Jewish leaders on Friday urged Pope Benedict not to rehabilitate a traditionalist bishop who denies the Holocaust, saying it would foment anti-Semitism and open a deep wound in Christian-Jewish relations.

Italian media have said the pope could this weekend revoke the excommunications of four traditionalist bishops from the Society of Saint Pius X (SSPX) in his latest attempt to heal a 20-year-old schism in the Roman Catholic Church.

The rift became a crisis in 1998, when the late French archbishop Marcel Lefebvre illegally consecrated four bishops in defiance of the late Pope John Paul.

One of the four bishops, the British-born Bishop Richard Williamson, has made a number of statements denying the full extent of the Nazi Holocaust of European Jews, as accepted by most mainstream historians. In comments to Swedish television broadcast on Wednesday, he said: "I believe that the historical evidence is hugely against 6 million having been deliberately gassed in gas chambers as a deliberate policy of Adolf Hitler...I believe there were no gas chambers".

Williamson said he agreed with "revisionists" who say that "between 200,000 and 300,000 Jews perished in Nazi concentration camps, but not one of them by gassing in a gas chamber".

Elan Steinberg, vice president of the American Gathering of Holocaust Survivors and their Descendants, said the possibility that the pope would accept Williamson back into the mainstream church "has been received with shock and consternation".

"For the Jewish people and all persons who feel the pain of the terrible years of the Shoah, this development marks a dangerous blow to interfaith dialogue and encourages hate-mongers everywhere," he said.

Rome's chief rabbi, Riccardo Di Segni, said he was "shocked by such a horror of denial, which is even more grave since it comes from a bishop".

Di Segni told the newspaper La Stampa that Williamson's re-admission into the Church would open "a deep wound in dialogue with Judaism".

The traditionalists bishops reject many reforms of the 1962-1965 Second Vatican Council, notably its decision that Mass should be said in local languages rather than Latin, and its advocacy of dialogue with other religions.

A statement from the traditionalists said the implication they are racist was "entirely false and unjust".

But it said the group had the right to "pray for conversion (of Jews) to the true faith, to study their recent and tragic history, or to question some of their political objectives".

At the end of the Swedish interview, William says he realizes he could go to jail for Holocaust denial in Germany.

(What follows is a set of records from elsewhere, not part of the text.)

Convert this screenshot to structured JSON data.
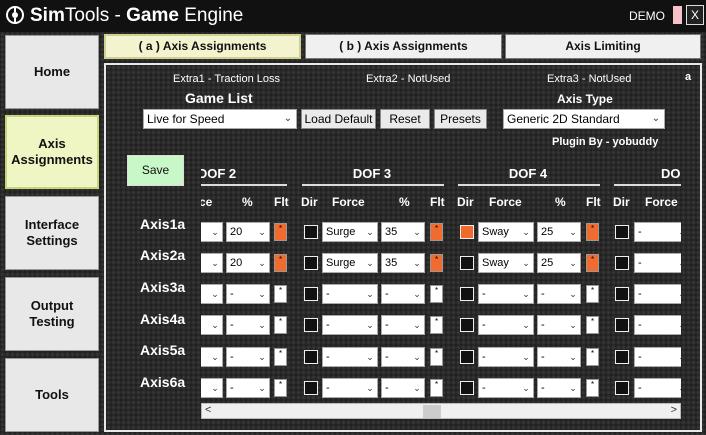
{
  "titlebar": {
    "brand_light": "Sim",
    "brand_tools": "Tools",
    "separator": " - ",
    "game_bold": "Game",
    "engine": " Engine",
    "demo": "DEMO",
    "close": "X"
  },
  "sidebar": {
    "home": "Home",
    "axis1": "Axis",
    "axis2": "Assignments",
    "iface1": "Interface",
    "iface2": "Settings",
    "out1": "Output",
    "out2": "Testing",
    "tools": "Tools"
  },
  "tabs": {
    "a": "( a ) Axis Assignments",
    "b": "( b ) Axis Assignments",
    "limit": "Axis Limiting"
  },
  "extras": {
    "e1": "Extra1 - Traction Loss",
    "e2": "Extra2 - NotUsed",
    "e3": "Extra3 - NotUsed",
    "corner": "a"
  },
  "game": {
    "label": "Game List",
    "value": "Live for Speed",
    "load_default": "Load Default",
    "reset": "Reset",
    "presets": "Presets"
  },
  "axis_type": {
    "label": "Axis Type",
    "value": "Generic 2D Standard"
  },
  "plugin": "Plugin By - yobuddy",
  "save": "Save",
  "headers": {
    "dof2": "DOF 2",
    "dof3": "DOF 3",
    "dof4": "DOF 4",
    "dof5": "DOF",
    "ce": "ce",
    "pct": "%",
    "flt": "Flt",
    "dir": "Dir",
    "force": "Force",
    "force_cut": "Force"
  },
  "flt_mark": "*",
  "rows": [
    {
      "label": "Axis1a",
      "d2pct": "20",
      "d2flt": true,
      "d3dir": false,
      "d3force": "Surge",
      "d3pct": "35",
      "d3flt": true,
      "d4dir": true,
      "d4force": "Sway",
      "d4pct": "25",
      "d4flt": true,
      "d5force": "-"
    },
    {
      "label": "Axis2a",
      "d2pct": "20",
      "d2flt": true,
      "d3dir": false,
      "d3force": "Surge",
      "d3pct": "35",
      "d3flt": true,
      "d4dir": false,
      "d4force": "Sway",
      "d4pct": "25",
      "d4flt": true,
      "d5force": "-"
    },
    {
      "label": "Axis3a",
      "d2pct": "-",
      "d2flt": false,
      "d3dir": false,
      "d3force": "-",
      "d3pct": "-",
      "d3flt": false,
      "d4dir": false,
      "d4force": "-",
      "d4pct": "-",
      "d4flt": false,
      "d5force": "-"
    },
    {
      "label": "Axis4a",
      "d2pct": "-",
      "d2flt": false,
      "d3dir": false,
      "d3force": "-",
      "d3pct": "-",
      "d3flt": false,
      "d4dir": false,
      "d4force": "-",
      "d4pct": "-",
      "d4flt": false,
      "d5force": "-"
    },
    {
      "label": "Axis5a",
      "d2pct": "-",
      "d2flt": false,
      "d3dir": false,
      "d3force": "-",
      "d3pct": "-",
      "d3flt": false,
      "d4dir": false,
      "d4force": "-",
      "d4pct": "-",
      "d4flt": false,
      "d5force": "-"
    },
    {
      "label": "Axis6a",
      "d2pct": "-",
      "d2flt": false,
      "d3dir": false,
      "d3force": "-",
      "d3pct": "-",
      "d3flt": false,
      "d4dir": false,
      "d4force": "-",
      "d4pct": "-",
      "d4flt": false,
      "d5force": "-"
    }
  ],
  "scroll": {
    "left": "<",
    "right": ">"
  },
  "colors": {
    "accent_orange": "#f26b2e",
    "active_tab": "#f3f3cf",
    "save_green": "#c8f7c8"
  }
}
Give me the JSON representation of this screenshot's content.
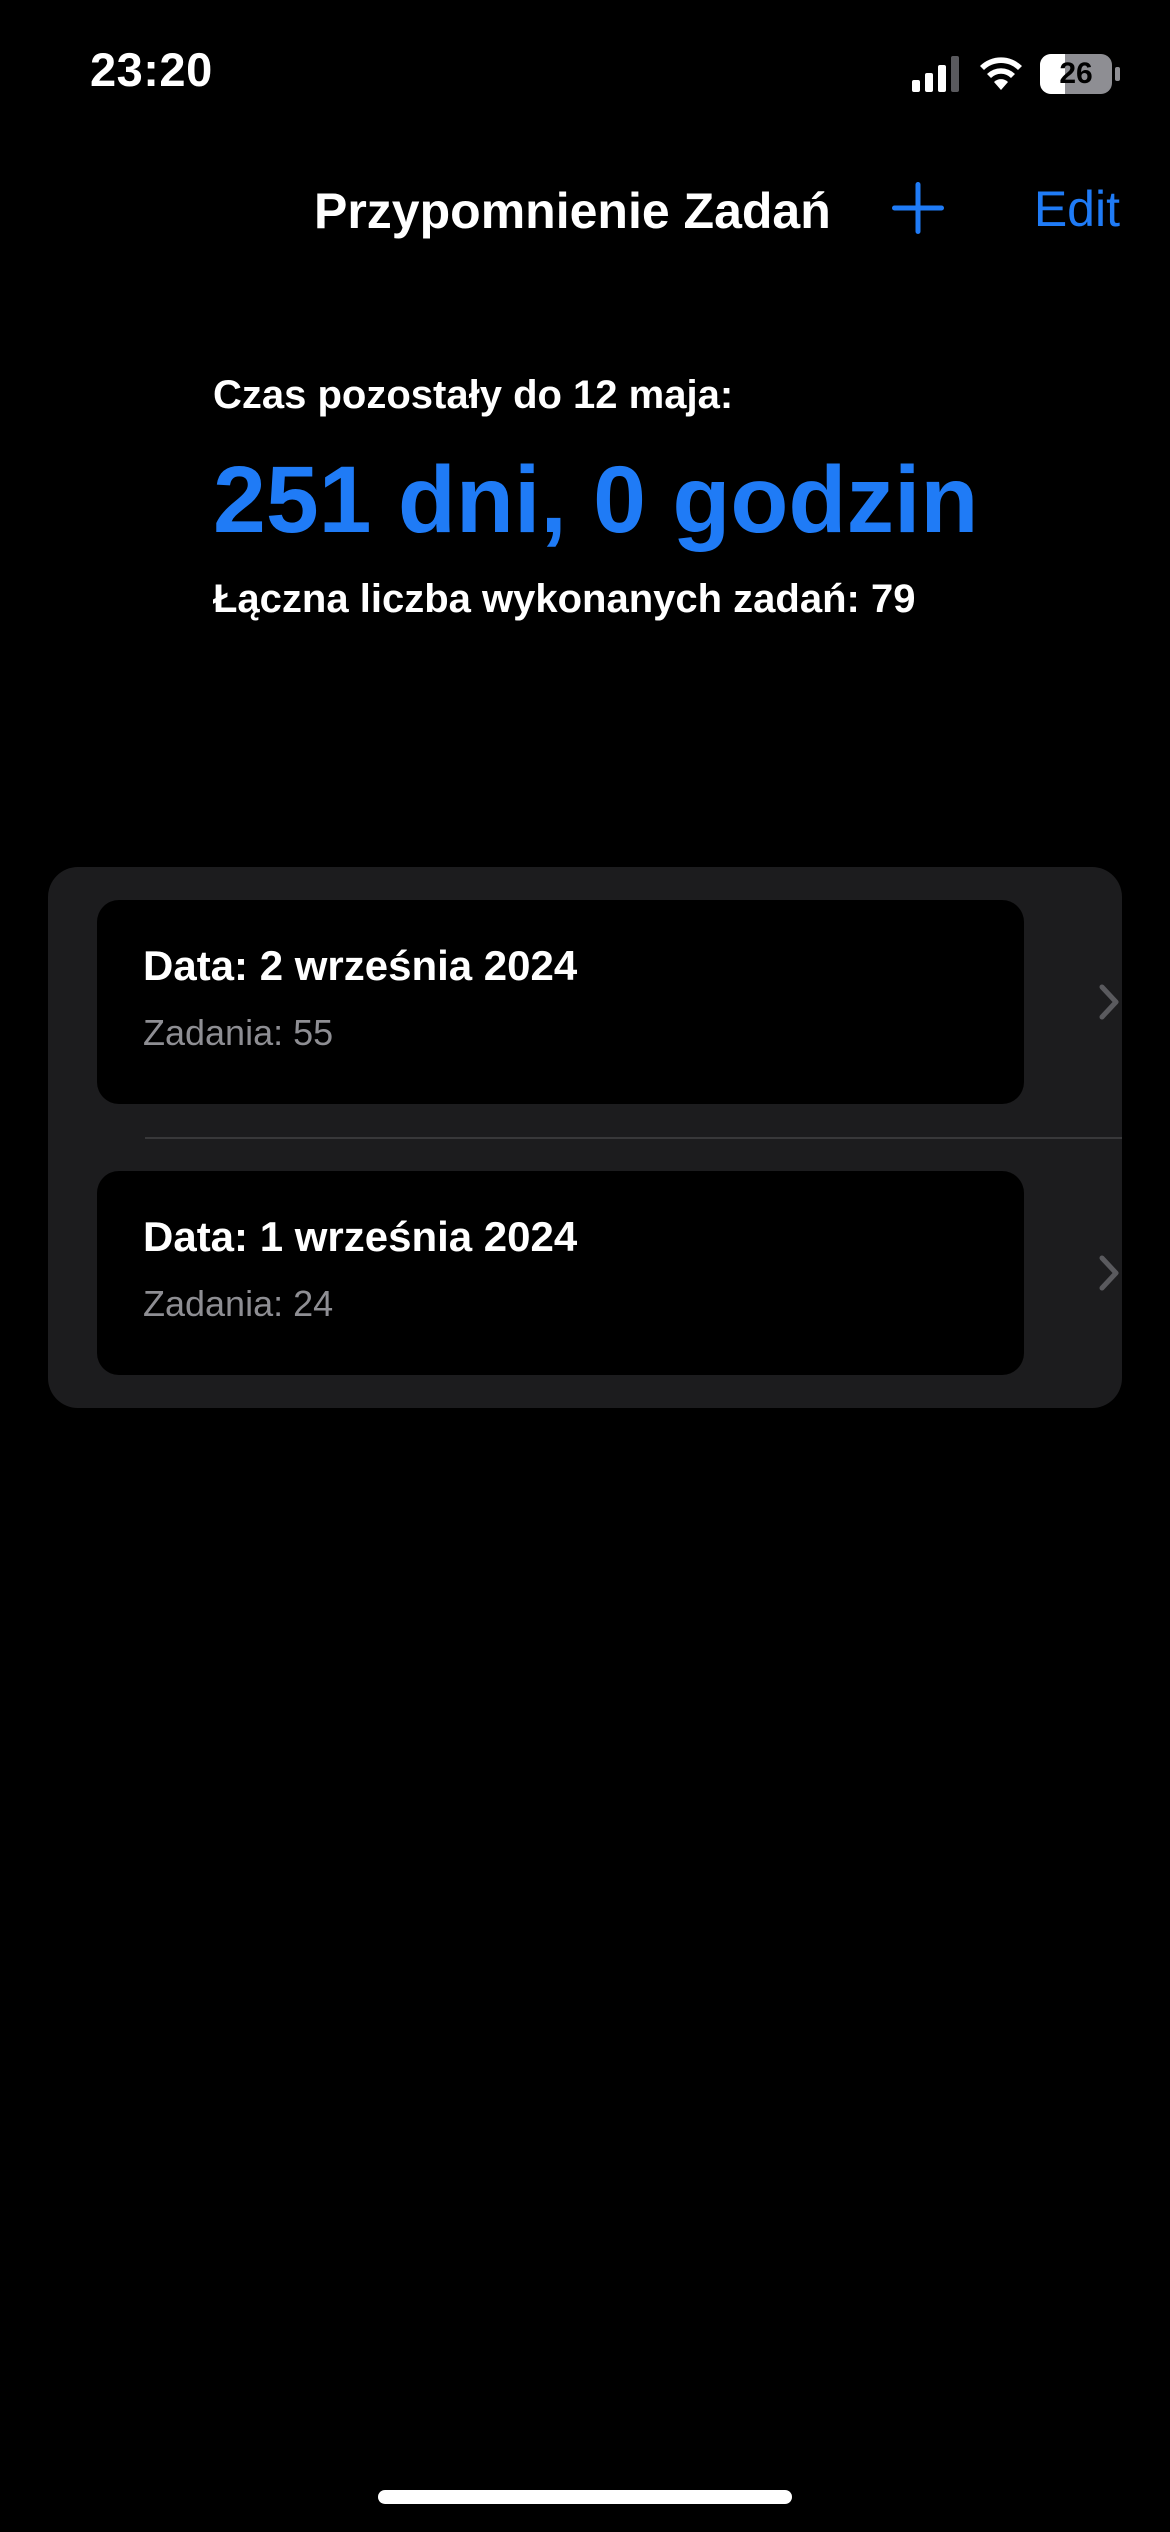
{
  "status_bar": {
    "time": "23:20",
    "battery_level": "26",
    "icons": [
      "signal-icon",
      "wifi-icon",
      "battery-icon"
    ]
  },
  "nav": {
    "title": "Przypomnienie Zadań",
    "add_icon": "plus-icon",
    "edit_label": "Edit"
  },
  "summary": {
    "countdown_label": "Czas pozostały do 12 maja:",
    "countdown_value": "251 dni, 0 godzin",
    "completed_total": "Łączna liczba wykonanych zadań: 79"
  },
  "entries": [
    {
      "title": "Data: 2 września 2024",
      "subtitle": "Zadania: 55"
    },
    {
      "title": "Data: 1 września 2024",
      "subtitle": "Zadania: 24"
    }
  ],
  "colors": {
    "background": "#000000",
    "accent": "#1f7bf6",
    "card": "#1c1c1e",
    "secondary_text": "#8e8e93"
  }
}
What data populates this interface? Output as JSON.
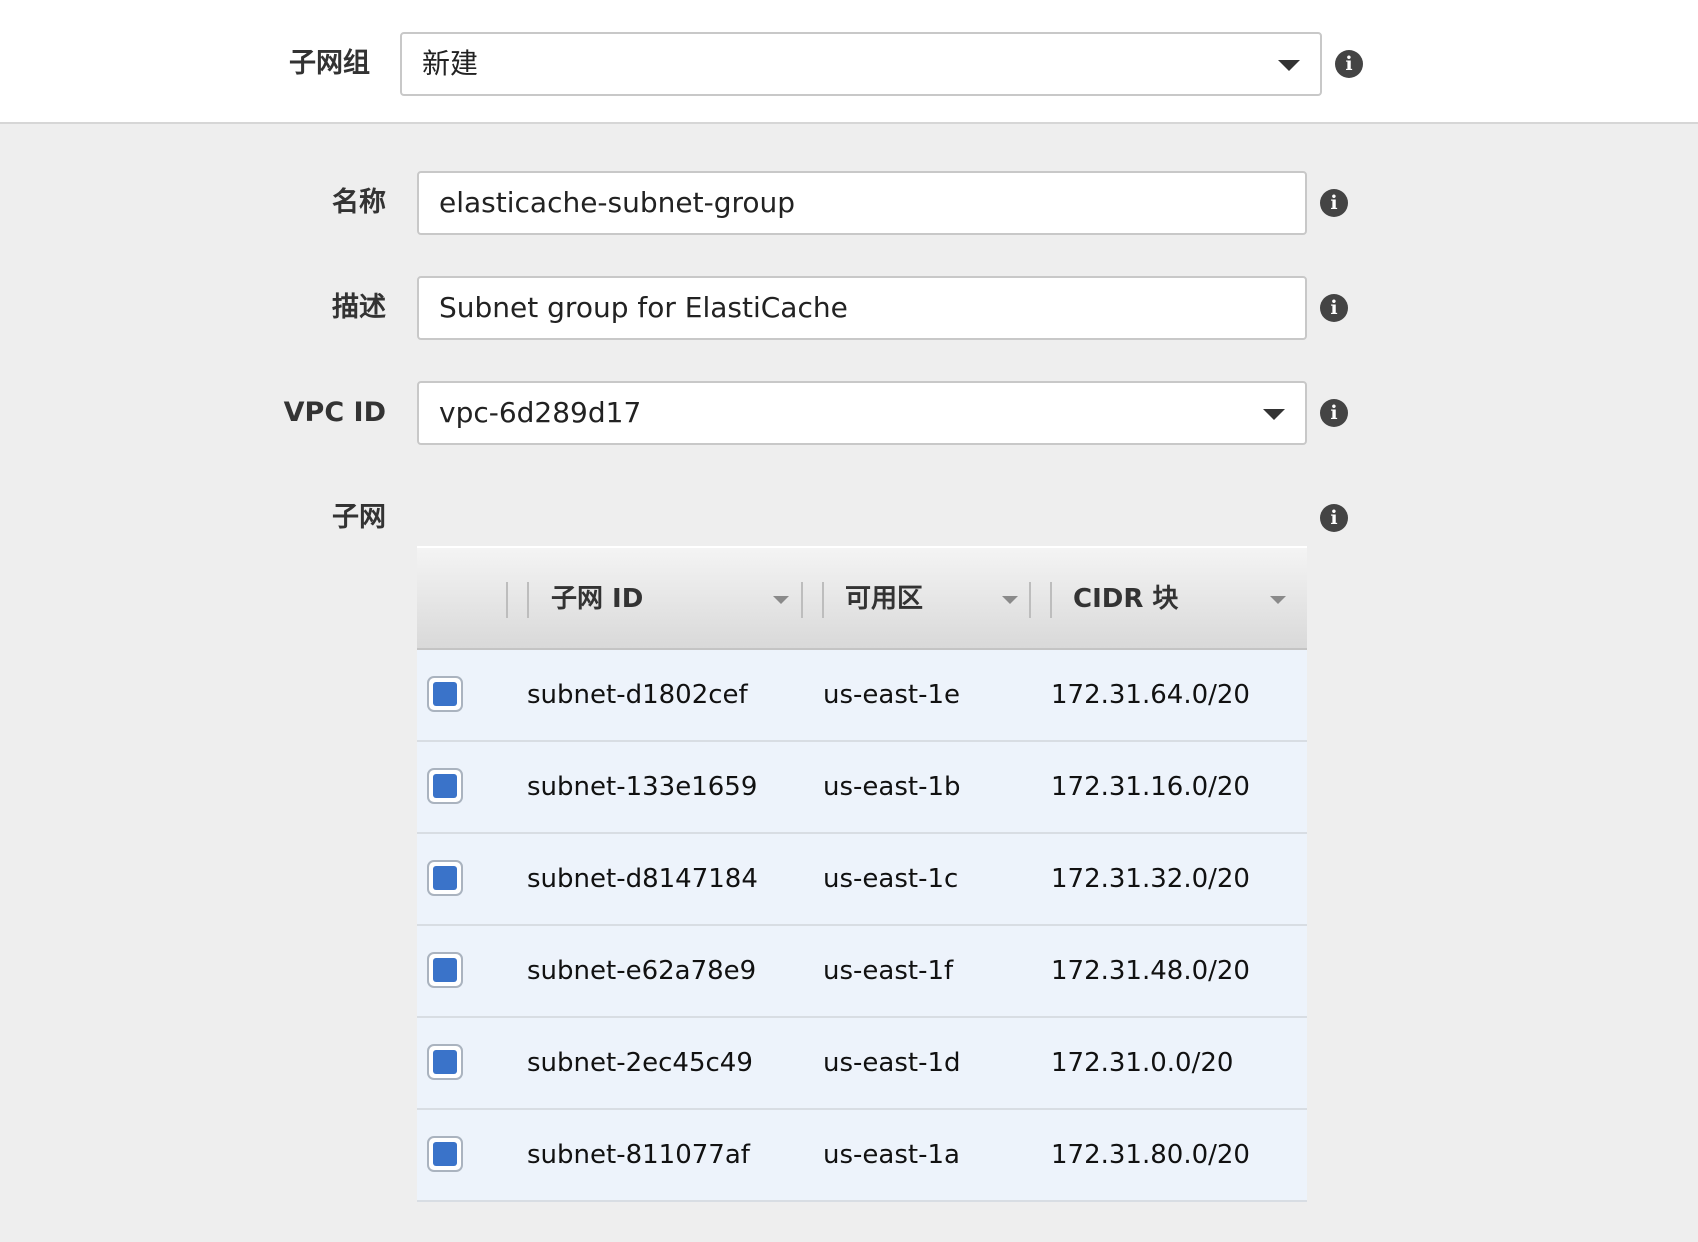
{
  "subnet_group": {
    "label": "子网组",
    "selected": "新建"
  },
  "form": {
    "name": {
      "label": "名称",
      "value": "elasticache-subnet-group"
    },
    "description": {
      "label": "描述",
      "value": "Subnet group for ElastiCache"
    },
    "vpc": {
      "label": "VPC ID",
      "selected": "vpc-6d289d17"
    },
    "subnets": {
      "label": "子网"
    }
  },
  "table": {
    "columns": [
      "子网 ID",
      "可用区",
      "CIDR 块"
    ],
    "rows": [
      {
        "subnet_id": "subnet-d1802cef",
        "az": "us-east-1e",
        "cidr": "172.31.64.0/20",
        "checked": true
      },
      {
        "subnet_id": "subnet-133e1659",
        "az": "us-east-1b",
        "cidr": "172.31.16.0/20",
        "checked": true
      },
      {
        "subnet_id": "subnet-d8147184",
        "az": "us-east-1c",
        "cidr": "172.31.32.0/20",
        "checked": true
      },
      {
        "subnet_id": "subnet-e62a78e9",
        "az": "us-east-1f",
        "cidr": "172.31.48.0/20",
        "checked": true
      },
      {
        "subnet_id": "subnet-2ec45c49",
        "az": "us-east-1d",
        "cidr": "172.31.0.0/20",
        "checked": true
      },
      {
        "subnet_id": "subnet-811077af",
        "az": "us-east-1a",
        "cidr": "172.31.80.0/20",
        "checked": true
      }
    ]
  },
  "icons": {
    "info": "info-icon",
    "dropdown": "chevron-down-icon",
    "sort": "sort-caret-icon"
  },
  "colors": {
    "checkbox_fill": "#3a73c9",
    "row_background": "#edf3fb",
    "page_background": "#eeeeee"
  }
}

Pope Benedict has already made several gestures of reconciliation to the schismatic group, including allowing the unconditional return of the old-style Latin Mass.

That move angered Jews because the ceremony includes a Good Friday prayer for their conversion.